§ Work instruction: Exactly as written, output each of the entries below.

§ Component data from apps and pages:
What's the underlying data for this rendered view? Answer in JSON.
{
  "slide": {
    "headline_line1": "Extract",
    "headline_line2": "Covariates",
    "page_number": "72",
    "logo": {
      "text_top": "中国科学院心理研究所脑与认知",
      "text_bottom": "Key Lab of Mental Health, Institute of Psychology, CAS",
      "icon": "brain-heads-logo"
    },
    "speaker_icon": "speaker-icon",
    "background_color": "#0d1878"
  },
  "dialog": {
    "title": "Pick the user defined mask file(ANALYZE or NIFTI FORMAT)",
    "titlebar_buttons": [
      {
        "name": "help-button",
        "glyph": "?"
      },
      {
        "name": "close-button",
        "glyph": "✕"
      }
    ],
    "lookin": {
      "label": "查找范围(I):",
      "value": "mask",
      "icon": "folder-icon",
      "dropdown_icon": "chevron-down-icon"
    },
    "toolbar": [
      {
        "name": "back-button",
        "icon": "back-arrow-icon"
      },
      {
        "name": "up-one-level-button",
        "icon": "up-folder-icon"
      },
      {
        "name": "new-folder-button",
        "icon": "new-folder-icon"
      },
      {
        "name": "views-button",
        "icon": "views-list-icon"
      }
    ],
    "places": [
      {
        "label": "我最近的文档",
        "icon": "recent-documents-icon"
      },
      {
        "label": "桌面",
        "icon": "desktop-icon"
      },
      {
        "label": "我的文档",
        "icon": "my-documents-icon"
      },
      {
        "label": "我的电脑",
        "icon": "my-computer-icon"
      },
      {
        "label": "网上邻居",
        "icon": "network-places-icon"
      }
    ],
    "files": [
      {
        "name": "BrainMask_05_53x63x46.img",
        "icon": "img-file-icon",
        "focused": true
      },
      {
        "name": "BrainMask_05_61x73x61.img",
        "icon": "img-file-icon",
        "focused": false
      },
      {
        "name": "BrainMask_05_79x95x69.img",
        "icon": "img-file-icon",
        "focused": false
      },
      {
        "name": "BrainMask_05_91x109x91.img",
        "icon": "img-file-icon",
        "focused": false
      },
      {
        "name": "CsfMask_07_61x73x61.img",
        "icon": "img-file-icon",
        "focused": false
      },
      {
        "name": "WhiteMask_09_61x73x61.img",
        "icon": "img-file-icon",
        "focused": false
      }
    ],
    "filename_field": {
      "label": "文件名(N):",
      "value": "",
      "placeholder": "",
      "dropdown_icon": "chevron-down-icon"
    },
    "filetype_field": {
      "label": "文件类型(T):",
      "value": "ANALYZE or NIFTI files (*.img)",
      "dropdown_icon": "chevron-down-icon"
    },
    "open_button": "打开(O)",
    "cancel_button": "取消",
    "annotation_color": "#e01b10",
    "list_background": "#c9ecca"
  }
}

§ Result of the exercise:
What's the underlying data for this rendered view? Answer in JSON.
{
  "slide": {
    "headline_line1": "Extract",
    "headline_line2": "Covariates",
    "page_number": "72",
    "logo": {
      "text_top": "中国科学院心理研究所脑与认知",
      "text_bottom": "Key Lab of Mental Health, Institute of Psychology, CAS",
      "icon": "brain-heads-logo"
    },
    "speaker_icon": "speaker-icon",
    "background_color": "#0d1878"
  },
  "dialog": {
    "title": "Pick the user defined mask file(ANALYZE or NIFTI FORMAT)",
    "titlebar_buttons": [
      {
        "name": "help-button",
        "glyph": "?"
      },
      {
        "name": "close-button",
        "glyph": "✕"
      }
    ],
    "lookin": {
      "label": "查找范围(I):",
      "value": "mask",
      "icon": "folder-icon",
      "dropdown_icon": "chevron-down-icon"
    },
    "toolbar": [
      {
        "name": "back-button",
        "icon": "back-arrow-icon"
      },
      {
        "name": "up-one-level-button",
        "icon": "up-folder-icon"
      },
      {
        "name": "new-folder-button",
        "icon": "new-folder-icon"
      },
      {
        "name": "views-button",
        "icon": "views-list-icon"
      }
    ],
    "places": [
      {
        "label": "我最近的文档",
        "icon": "recent-documents-icon"
      },
      {
        "label": "桌面",
        "icon": "desktop-icon"
      },
      {
        "label": "我的文档",
        "icon": "my-documents-icon"
      },
      {
        "label": "我的电脑",
        "icon": "my-computer-icon"
      },
      {
        "label": "网上邻居",
        "icon": "network-places-icon"
      }
    ],
    "files": [
      {
        "name": "BrainMask_05_53x63x46.img",
        "icon": "img-file-icon",
        "focused": true
      },
      {
        "name": "BrainMask_05_61x73x61.img",
        "icon": "img-file-icon",
        "focused": false
      },
      {
        "name": "BrainMask_05_79x95x69.img",
        "icon": "img-file-icon",
        "focused": false
      },
      {
        "name": "BrainMask_05_91x109x91.img",
        "icon": "img-file-icon",
        "focused": false
      },
      {
        "name": "CsfMask_07_61x73x61.img",
        "icon": "img-file-icon",
        "focused": false
      },
      {
        "name": "WhiteMask_09_61x73x61.img",
        "icon": "img-file-icon",
        "focused": false
      }
    ],
    "filename_field": {
      "label": "文件名(N):",
      "value": "",
      "placeholder": "",
      "dropdown_icon": "chevron-down-icon"
    },
    "filetype_field": {
      "label": "文件类型(T):",
      "value": "ANALYZE or NIFTI files (*.img)",
      "dropdown_icon": "chevron-down-icon"
    },
    "open_button": "打开(O)",
    "cancel_button": "取消",
    "annotation_color": "#e01b10",
    "list_background": "#c9ecca"
  }
}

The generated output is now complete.